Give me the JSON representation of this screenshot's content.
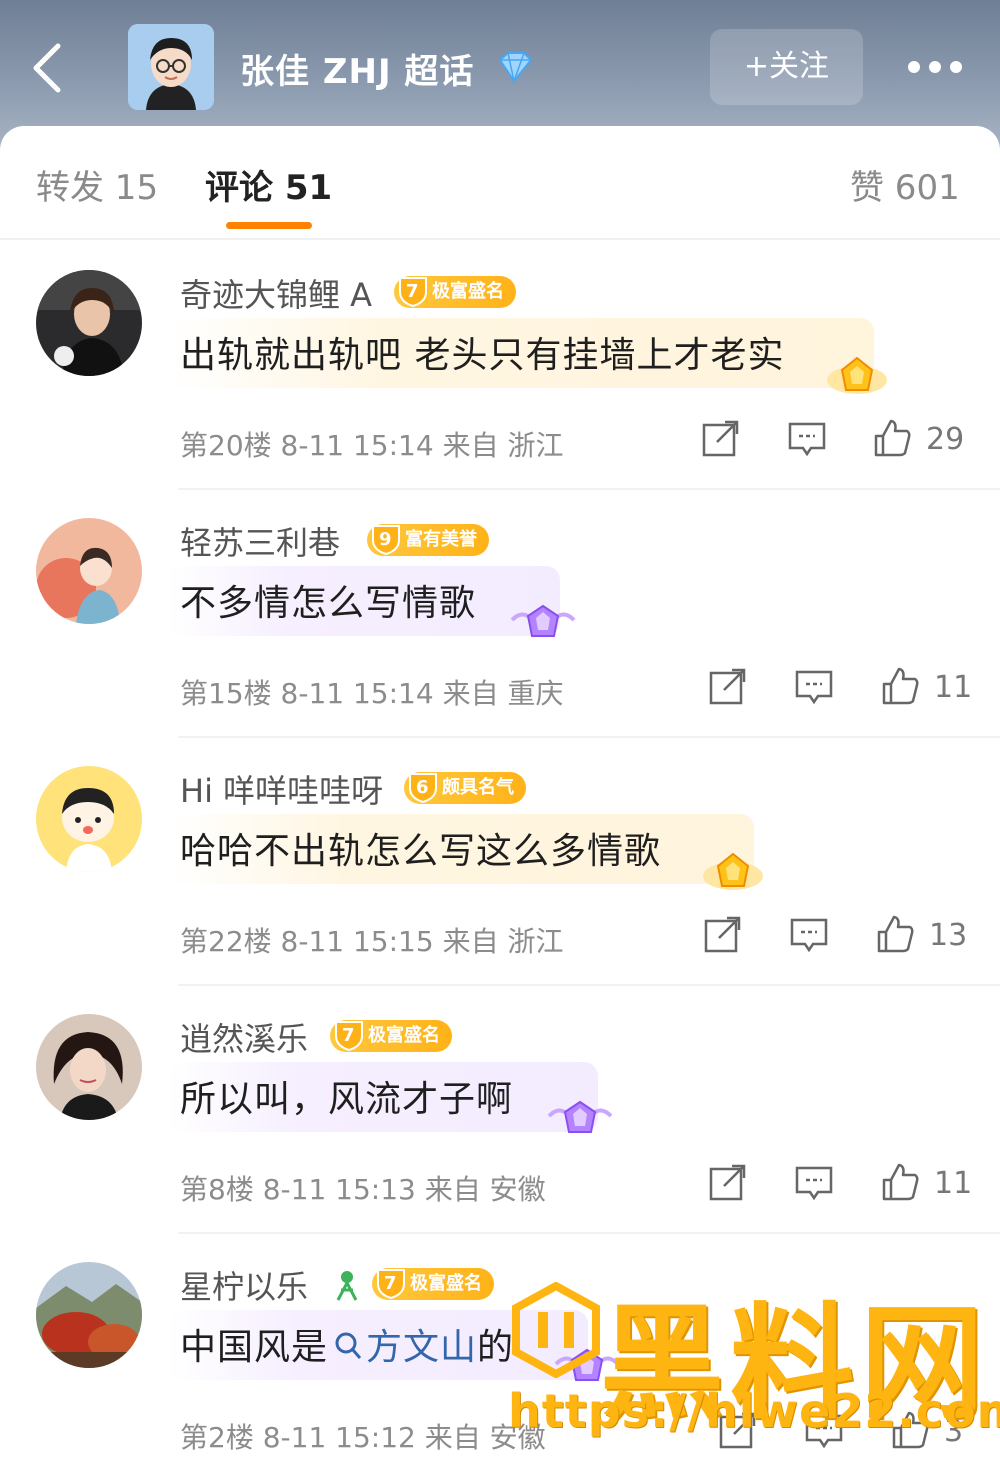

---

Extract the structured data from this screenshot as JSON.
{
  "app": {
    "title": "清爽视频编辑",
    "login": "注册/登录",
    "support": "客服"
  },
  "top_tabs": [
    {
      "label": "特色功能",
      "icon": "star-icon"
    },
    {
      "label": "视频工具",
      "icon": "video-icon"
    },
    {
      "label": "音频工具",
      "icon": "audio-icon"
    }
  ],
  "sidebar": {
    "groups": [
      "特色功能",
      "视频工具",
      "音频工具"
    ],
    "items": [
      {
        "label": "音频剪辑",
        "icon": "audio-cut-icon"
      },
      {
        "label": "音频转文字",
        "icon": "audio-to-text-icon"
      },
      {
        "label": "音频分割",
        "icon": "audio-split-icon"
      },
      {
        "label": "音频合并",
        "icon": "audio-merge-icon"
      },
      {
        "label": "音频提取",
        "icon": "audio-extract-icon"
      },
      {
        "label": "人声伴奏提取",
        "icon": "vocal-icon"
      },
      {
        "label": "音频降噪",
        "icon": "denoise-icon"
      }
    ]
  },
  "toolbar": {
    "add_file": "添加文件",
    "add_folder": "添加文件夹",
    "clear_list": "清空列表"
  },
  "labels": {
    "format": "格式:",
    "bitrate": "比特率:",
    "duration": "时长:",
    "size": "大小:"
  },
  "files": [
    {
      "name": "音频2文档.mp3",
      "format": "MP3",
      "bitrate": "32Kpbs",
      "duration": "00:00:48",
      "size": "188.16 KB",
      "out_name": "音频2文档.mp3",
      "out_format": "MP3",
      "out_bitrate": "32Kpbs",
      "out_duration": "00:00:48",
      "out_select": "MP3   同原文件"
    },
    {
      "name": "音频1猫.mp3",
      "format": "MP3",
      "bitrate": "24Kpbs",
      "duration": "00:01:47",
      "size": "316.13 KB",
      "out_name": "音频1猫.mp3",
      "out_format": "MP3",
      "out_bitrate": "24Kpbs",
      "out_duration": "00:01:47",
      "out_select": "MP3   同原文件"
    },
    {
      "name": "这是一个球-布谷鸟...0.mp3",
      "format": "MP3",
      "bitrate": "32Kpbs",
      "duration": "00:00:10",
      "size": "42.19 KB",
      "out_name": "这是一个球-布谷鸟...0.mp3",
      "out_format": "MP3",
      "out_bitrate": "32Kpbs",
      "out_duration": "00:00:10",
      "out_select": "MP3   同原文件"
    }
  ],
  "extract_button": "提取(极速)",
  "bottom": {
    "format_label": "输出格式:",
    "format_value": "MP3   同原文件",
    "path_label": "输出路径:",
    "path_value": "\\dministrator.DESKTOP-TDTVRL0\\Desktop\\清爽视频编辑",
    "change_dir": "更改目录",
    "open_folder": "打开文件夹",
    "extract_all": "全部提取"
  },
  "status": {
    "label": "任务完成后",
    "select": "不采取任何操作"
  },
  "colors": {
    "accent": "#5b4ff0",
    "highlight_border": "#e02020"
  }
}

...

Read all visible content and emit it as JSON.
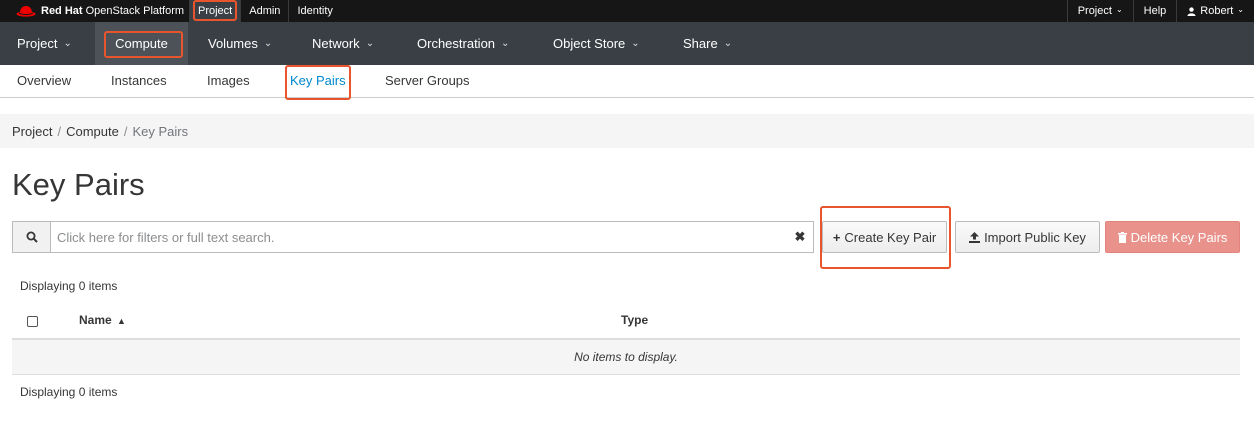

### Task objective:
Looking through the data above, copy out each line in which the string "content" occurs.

### Your solution:
Give me the JSON representation of this screenshot's content.
Read all visible content and emit it as JSON.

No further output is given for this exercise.